The massive floating art installation, which made headlines after it was destroyed on Rikers Island two years ago, finally made its long-overdue trip to northern Manhattan Wednesday.

Dozens of curious residents looked on as the dome — a 24-foot diameter sphere made of recycled umbrella frames and soda bottles — was installed at the inlet near the Inwood Hill Park Nature Center over the course of several hours Wednesday afternoon.

Resident Ruel Mckenzie marveled as he watched the dome unload from a barge near the park peninsula.

"It's actually really cool. It'll bring a lot of people up here," the 29-year-old said.

"It's a fantastic way to bring art to northern Manhattan," added Karin Dando-Haenisch, who followed the development of the project since 2011.

The dome is the work of architects Amanda Schachter and Alexander Levi of SLO Architecture. A dome was originally scheduled to be installed in the park back in October 2011, but the project was destroyed by Department of Correction officers after it floated over to Rikers Island.

The architects regrouped, raising more than $7,000 on Kickstarter to create a second dome, which was built in the Brooklyn Navy Yards in July. Schachter and Levi insisted they learned their lessons from last time; where as the first dome was brought in by canoes that were forced to travel in the rain, the architects had a three-day window in which to transport the second dome.

Once Wednesday was selected as the installation day — due to weather and tide conditions, Schachter said — the dome was brought up the East and Harlem Rivers into Inwood Hill Park, where it was put into place by members of the Inwood Canoe Club.

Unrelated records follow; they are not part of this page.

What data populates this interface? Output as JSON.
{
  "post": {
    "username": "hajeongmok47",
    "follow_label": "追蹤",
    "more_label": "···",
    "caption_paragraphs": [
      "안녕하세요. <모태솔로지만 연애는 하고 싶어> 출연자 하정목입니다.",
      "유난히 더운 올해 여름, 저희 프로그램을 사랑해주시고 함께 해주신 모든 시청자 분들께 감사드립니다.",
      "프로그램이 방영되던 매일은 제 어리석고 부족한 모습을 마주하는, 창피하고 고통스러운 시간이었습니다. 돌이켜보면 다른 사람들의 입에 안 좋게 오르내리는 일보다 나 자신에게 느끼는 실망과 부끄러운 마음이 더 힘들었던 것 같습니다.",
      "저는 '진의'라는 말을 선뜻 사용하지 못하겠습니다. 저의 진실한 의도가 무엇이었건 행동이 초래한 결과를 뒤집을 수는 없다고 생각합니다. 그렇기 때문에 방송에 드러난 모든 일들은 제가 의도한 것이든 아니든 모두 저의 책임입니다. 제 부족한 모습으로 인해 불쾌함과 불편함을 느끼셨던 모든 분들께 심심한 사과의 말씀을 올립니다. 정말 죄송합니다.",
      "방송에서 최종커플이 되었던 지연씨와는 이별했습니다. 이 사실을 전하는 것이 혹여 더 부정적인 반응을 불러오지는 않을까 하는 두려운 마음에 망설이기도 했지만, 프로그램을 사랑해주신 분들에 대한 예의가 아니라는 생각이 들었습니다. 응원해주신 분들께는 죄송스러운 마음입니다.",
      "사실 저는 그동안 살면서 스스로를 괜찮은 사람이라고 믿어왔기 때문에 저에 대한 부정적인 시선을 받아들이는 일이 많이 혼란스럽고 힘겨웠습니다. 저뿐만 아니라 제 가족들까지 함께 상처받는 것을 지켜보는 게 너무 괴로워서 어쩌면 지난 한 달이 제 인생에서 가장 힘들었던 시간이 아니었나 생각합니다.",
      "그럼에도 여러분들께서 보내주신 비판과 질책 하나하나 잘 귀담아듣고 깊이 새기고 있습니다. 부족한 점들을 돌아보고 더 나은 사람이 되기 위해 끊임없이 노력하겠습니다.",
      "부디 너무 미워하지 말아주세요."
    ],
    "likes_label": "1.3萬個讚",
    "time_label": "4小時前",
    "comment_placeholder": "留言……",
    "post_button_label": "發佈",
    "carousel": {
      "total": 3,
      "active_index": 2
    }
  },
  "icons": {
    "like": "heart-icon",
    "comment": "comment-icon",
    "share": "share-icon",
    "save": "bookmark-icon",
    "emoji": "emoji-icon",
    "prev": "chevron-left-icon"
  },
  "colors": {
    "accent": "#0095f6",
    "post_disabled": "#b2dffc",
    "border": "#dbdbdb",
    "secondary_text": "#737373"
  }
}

"It was fun to see the United Nations from the other side," Schachter said of the trip. "People were waving at us."

But Wednesday's event wasn't without problems. Progress on the dome's installation nearly ground to halt after one of the canoe club members suffered a seizure on site. Paramedics, police and firefighters responded to the scene, and the woman — who was able to walk off under her own power and initially refused medical attention — was taken to the Allen Pavilion for treatment. The woman is in good condition, Canoe Club secretary Kevin McKeon told DNAinfo New York Thursday morning.

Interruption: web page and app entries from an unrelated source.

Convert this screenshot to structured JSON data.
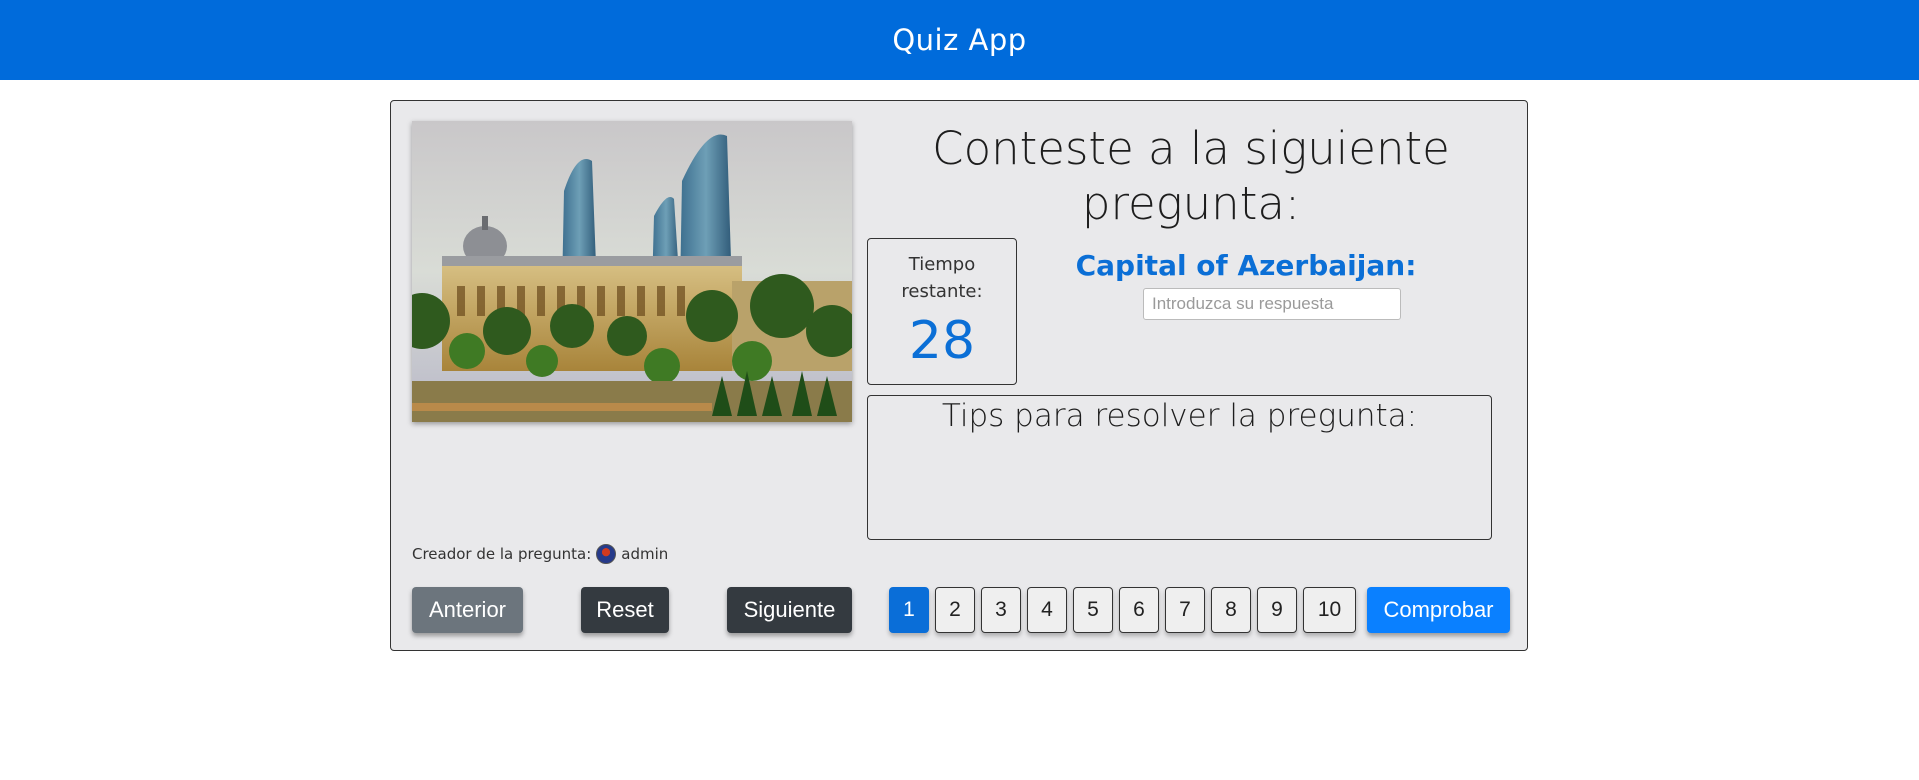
{
  "header": {
    "title": "Quiz App"
  },
  "question": {
    "heading": "Conteste a la siguiente pregunta:",
    "text": "Capital of Azerbaijan:",
    "answer_placeholder": "Introduzca su respuesta",
    "answer_value": ""
  },
  "timer": {
    "label": "Tiempo restante:",
    "value": "28"
  },
  "tips": {
    "title": "Tips para resolver la pregunta:"
  },
  "creator": {
    "label": "Creador de la pregunta:",
    "name": "admin"
  },
  "buttons": {
    "prev": "Anterior",
    "reset": "Reset",
    "next": "Siguiente",
    "check": "Comprobar"
  },
  "pagination": {
    "pages": [
      "1",
      "2",
      "3",
      "4",
      "5",
      "6",
      "7",
      "8",
      "9",
      "10"
    ],
    "active_index": 0
  },
  "colors": {
    "navbar": "#006bdb",
    "accent": "#0b6fd6",
    "check_button": "#0a80ff",
    "dark_button": "#343a40",
    "secondary_button": "#6c757d"
  }
}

The dome will be on display in Inwood Hill Park for one month.